Vedika, how is the Taliban government responding to this crisis?
VEDIKA SUD, CNN REPORTER: Laura, the Taliban authorities have been appealing for international aid. Last year, a significant percentage of the international aid was cut off after the Taliban took over.
Now, the supreme leader of the Taliban in Afghanistan has said that the death toll will be rising and that is quite evident given that the areas we're talking about in the eastern side of Afghanistan, near the Pakistan-Afghanistan border are remote village areas. Very basic amenities in terms of medicinal remedies available there.
Now, what we know is this, this is perhaps the deadliest earthquake that has hit Afghanistan in the last two decades. And we know the death toll is about to rise because a lot of these people according to aid agencies have been telling CNN that lot of people are still under the rubble in these remote village areas, people are using their bare hands to pull out people from the debris that is all over these remote villages as of now. There are very strong visuals coming in of these graves, a series of
graves that have been prepared by locals in the worst hit region of Paktika that you were talking about. That's where a lot of these dead bodies have been recovered. Now, what we don't know, Laura, is the extent of the damage in terms of structure, in terms of homes damaged and in terms of lives lost.

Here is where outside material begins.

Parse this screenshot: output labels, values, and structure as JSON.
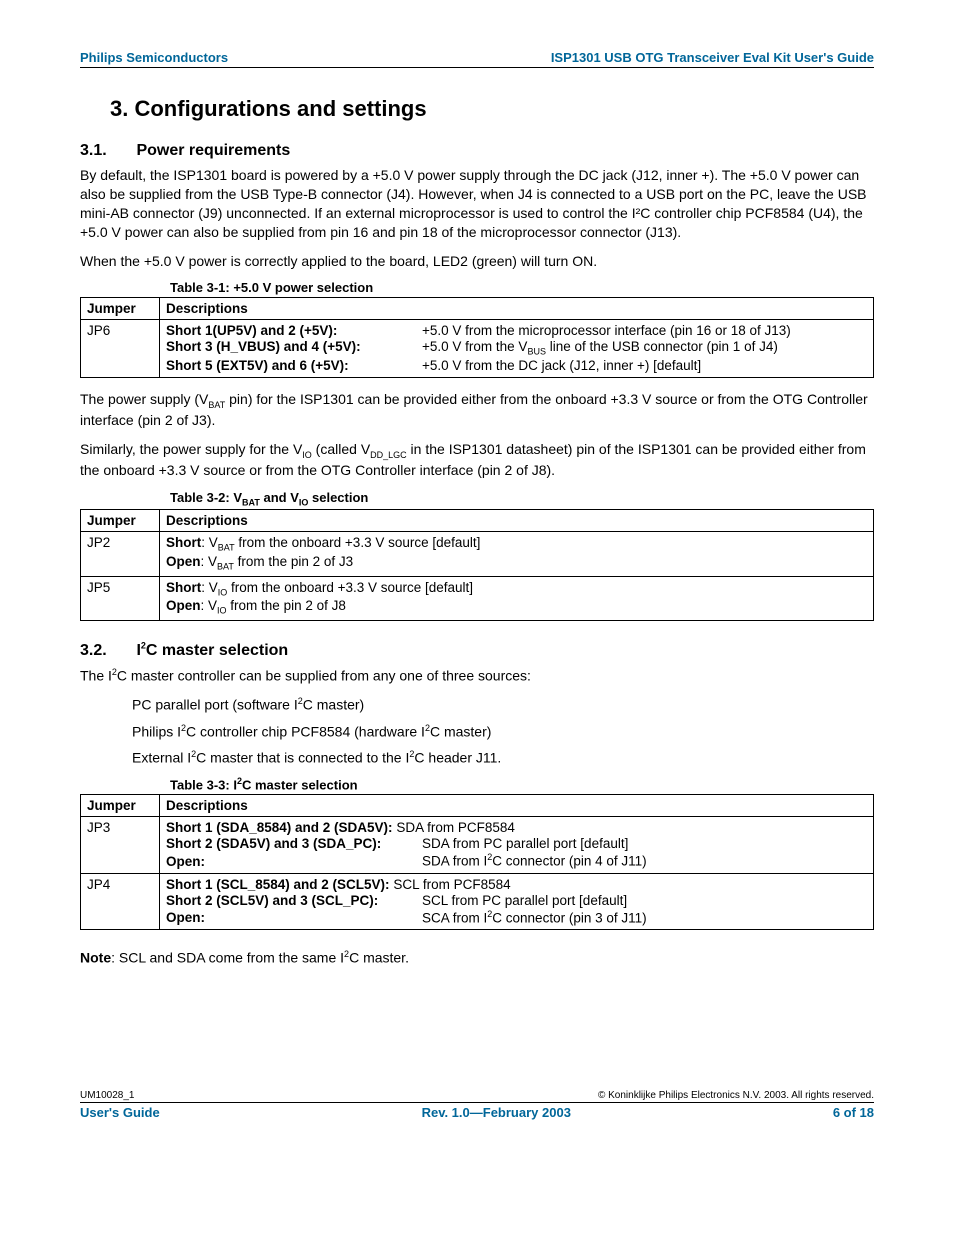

It will take a while before most of these international aid agencies get there with their teams to assess the damage to help people. Like I said, the weather has been playing truant since yesterday. Because of that, a lot of choppers couldn't land Wednesday to help rescue people who were looking to be taken to hospitals for immediate treatment.
The situation is grim, numbers of the death stands at 1,000 and we're expecting this to rise unfortunately in the coming hours, days and weeks -- Laura.
JARRETT: Just a staggering number.
Vedika, thank you for your reporting. Appreciate it.
Moving now to the war in Ukraine where Kyiv says it troops control less than half of the eastern Donetsk region. More than 100 cities and villages there without gas and without electricity. Ukrainian officials say that 55 percent of the region is now completely destroyed and under Russian control.
CNN's Ben Wedeman is on the ground there and got a firsthand look at the American firepower now being deployed by Ukraine in its fight against Russia.
BEN WEDEMAN, CNN SENIOR INTERNATIONAL CORRESPONDENT (voice-over): New rounds soon to be loaded into the breach. These Ukrainian troops wait for the order.
They're preparing to fire this gun. Ukraine has received more than 100 M777 howitzers, but we've seen steadily the Russians are gaining more and more ground. This helps, but it may not be enough.
With sophisticated U.S.-made and supplied 155 millimeter howitzers like this, Ukraine hopes to counter Russia's massive superiority in firepower. That superiority has allowed Russian forces to push forward, subjecting cities like Severodonetsk and Lysychansk to intense bombardment.
This drone footage shows Russian tanks entering the town of Toshkivka just outside Severodonetsk. Outnumbered and outgunned in the east, Ukraine has warned Russian forces may soon intensify their attack.
This artillery is firing rounds with a range of around 20 kilometers or 12 1/2 miles. The target, we're told, Russian armored personnel carriers.
Thanks to the Americans, I think we can win this war, says Bogdan. The only problem is we need more barrels, more artillery, and more ammunition. Or in plain English --
BOGDAN, UKRAINIAN ARMED FORCES: We need your help.
WEDEMAN: His comrade puts a number to it.
We need at least 500 of these guns, he says.
This has become an artillery war, and victory in this war will come from the barrel of a gun.
Ben Wedeman, CNN, Eastern Ukraine.
JARRETT: Ben, thank you for that report.
Up next -- we have the first look at a Trump documentary that has captured the interests of the January 6 committee.
Plus, under indictment. A Democrat once this close to becoming governor of Florida now in trouble with the law.
And President Biden calling for a gas tax holiday. But is Congress listening?